Love must be shown in various ways, and not just in having equality in possessions as early church did and the Hutterites do today. There must also be the humility of considering the other members of the church to be more important than you (Phil 2:3).
True love is shown when the church members are producing the fruit of the Holy Spirit that is active in their lives: love, joy, peace, patience, kindness, goodness, fidelity, gentleness, and self-control (Gal 5:22-23).
According to the apostle Paul, the Holy Spirit produces not only the Godly fruit but also gives power to the church in the form of heavenly gifts to the members of the church (I Cor 12:7-11). These are the gifts of Wisdom, Knowledge, Faith, Healing, Miracles, Prophecy, Distinguishing of Spirits, Praying with Their Spirit (‘speaking in tongues’ as in I Cor 14:2) and Interpretation of Tongues (I Cor 14:13).
Many people, including many Hutterites, do not believe that the Holy Spirit still gives these gifts.
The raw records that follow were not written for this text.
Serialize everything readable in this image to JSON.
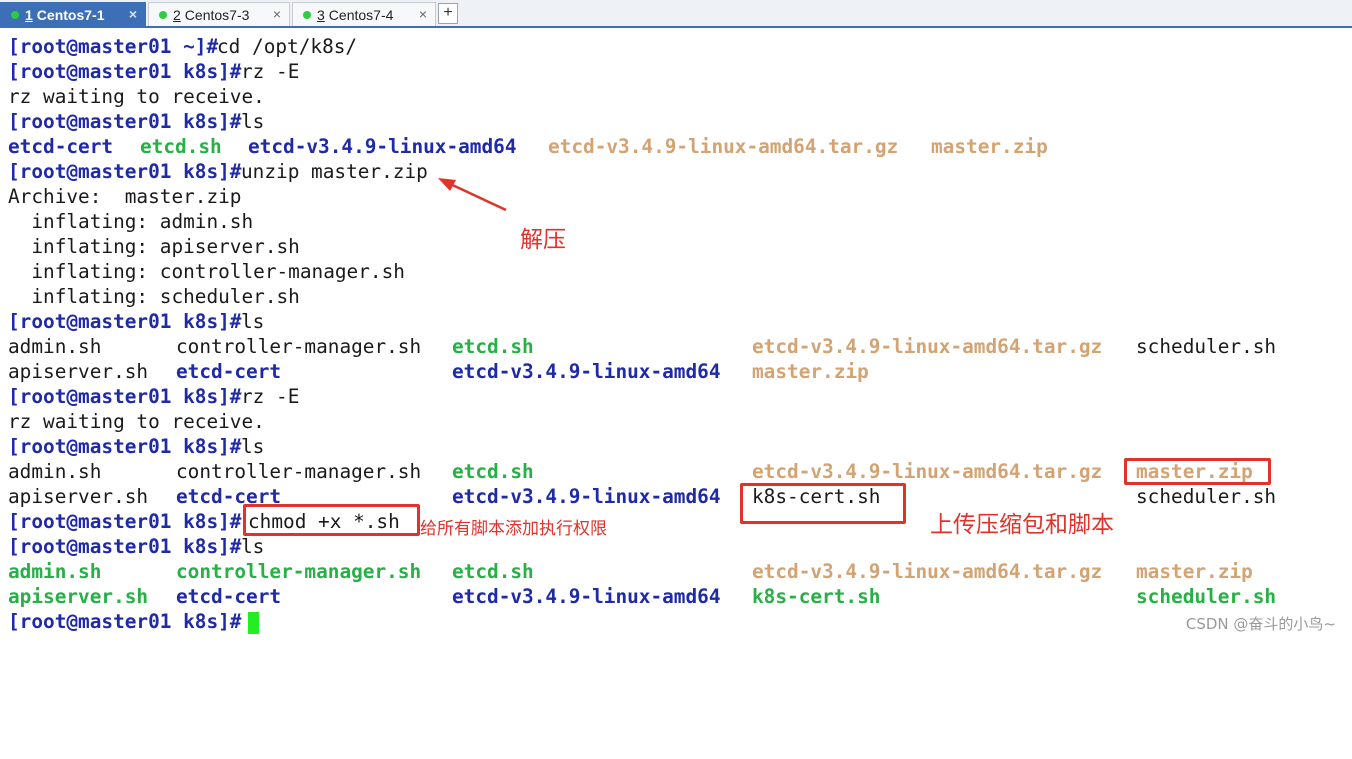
{
  "tabs": [
    {
      "num": "1",
      "label": "Centos7-1",
      "dot_color": "#2ecc40",
      "active": true
    },
    {
      "num": "2",
      "label": "Centos7-3",
      "dot_color": "#2ecc40",
      "active": false
    },
    {
      "num": "3",
      "label": "Centos7-4",
      "dot_color": "#2ecc40",
      "active": false
    }
  ],
  "tab_close": "×",
  "tab_add": "+",
  "prompt": "[root@master01 k8s]#",
  "prompt_home": "[root@master01 ~]#",
  "lines": {
    "l1_cmd": "cd /opt/k8s/",
    "l2_cmd": "rz -E",
    "l3": "rz waiting to receive.",
    "l4_cmd": "ls",
    "l5": [
      "etcd-cert",
      "etcd.sh",
      "etcd-v3.4.9-linux-amd64",
      "etcd-v3.4.9-linux-amd64.tar.gz",
      "master.zip"
    ],
    "l6_cmd": "unzip master.zip",
    "l7": "Archive:  master.zip",
    "l8": "  inflating: admin.sh",
    "l9": "  inflating: apiserver.sh",
    "l10": "  inflating: controller-manager.sh",
    "l11": "  inflating: scheduler.sh",
    "l12_cmd": "ls",
    "l13": [
      "admin.sh",
      "controller-manager.sh",
      "etcd.sh",
      "etcd-v3.4.9-linux-amd64.tar.gz",
      "scheduler.sh"
    ],
    "l14": [
      "apiserver.sh",
      "etcd-cert",
      "etcd-v3.4.9-linux-amd64",
      "master.zip"
    ],
    "l15_cmd": "rz -E",
    "l16": "rz waiting to receive.",
    "l17_cmd": "ls",
    "l18": [
      "admin.sh",
      "controller-manager.sh",
      "etcd.sh",
      "etcd-v3.4.9-linux-amd64.tar.gz",
      "master.zip"
    ],
    "l19": [
      "apiserver.sh",
      "etcd-cert",
      "etcd-v3.4.9-linux-amd64",
      "k8s-cert.sh",
      "scheduler.sh"
    ],
    "l20_cmd": "chmod +x *.sh",
    "l21_cmd": "ls",
    "l22": [
      "admin.sh",
      "controller-manager.sh",
      "etcd.sh",
      "etcd-v3.4.9-linux-amd64.tar.gz",
      "master.zip"
    ],
    "l23": [
      "apiserver.sh",
      "etcd-cert",
      "etcd-v3.4.9-linux-amd64",
      "k8s-cert.sh",
      "scheduler.sh"
    ]
  },
  "annotations": {
    "unzip": "解压",
    "chmod": "给所有脚本添加执行权限",
    "upload": "上传压缩包和脚本"
  },
  "colors": {
    "prompt": "#1f2aa8",
    "directory": "#1f2aa8",
    "executable": "#27b045",
    "archive": "#d4a373",
    "annotation": "#e0332a",
    "cursor": "#22ee22"
  },
  "watermark": "CSDN @奋斗的小鸟~"
}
Therefore, of course, they will never receive these gifts because they do not seek them (I Cor 14:1). Some will even say these things are of the devil, thereby, according to Jesus, committing an unforgivable sin (Mt 12:31-32).
If the Bible is correct, a church with Holy Spirit power will have the gifts of the Holy Spirit manifested in its members. And Jesus says that its power will even include the keys to heaven! (Mt 16:19, John 20:23)
So when we search for a church full of love and power, do we settle for less that the fullness that God has provided for us?
In our daily church services this week we are going through the Gospel of Matthew where Jesus asked: "Who do you said that I am?" (Mt 16:15)
Don, Michi, Naomi and Jim Murphy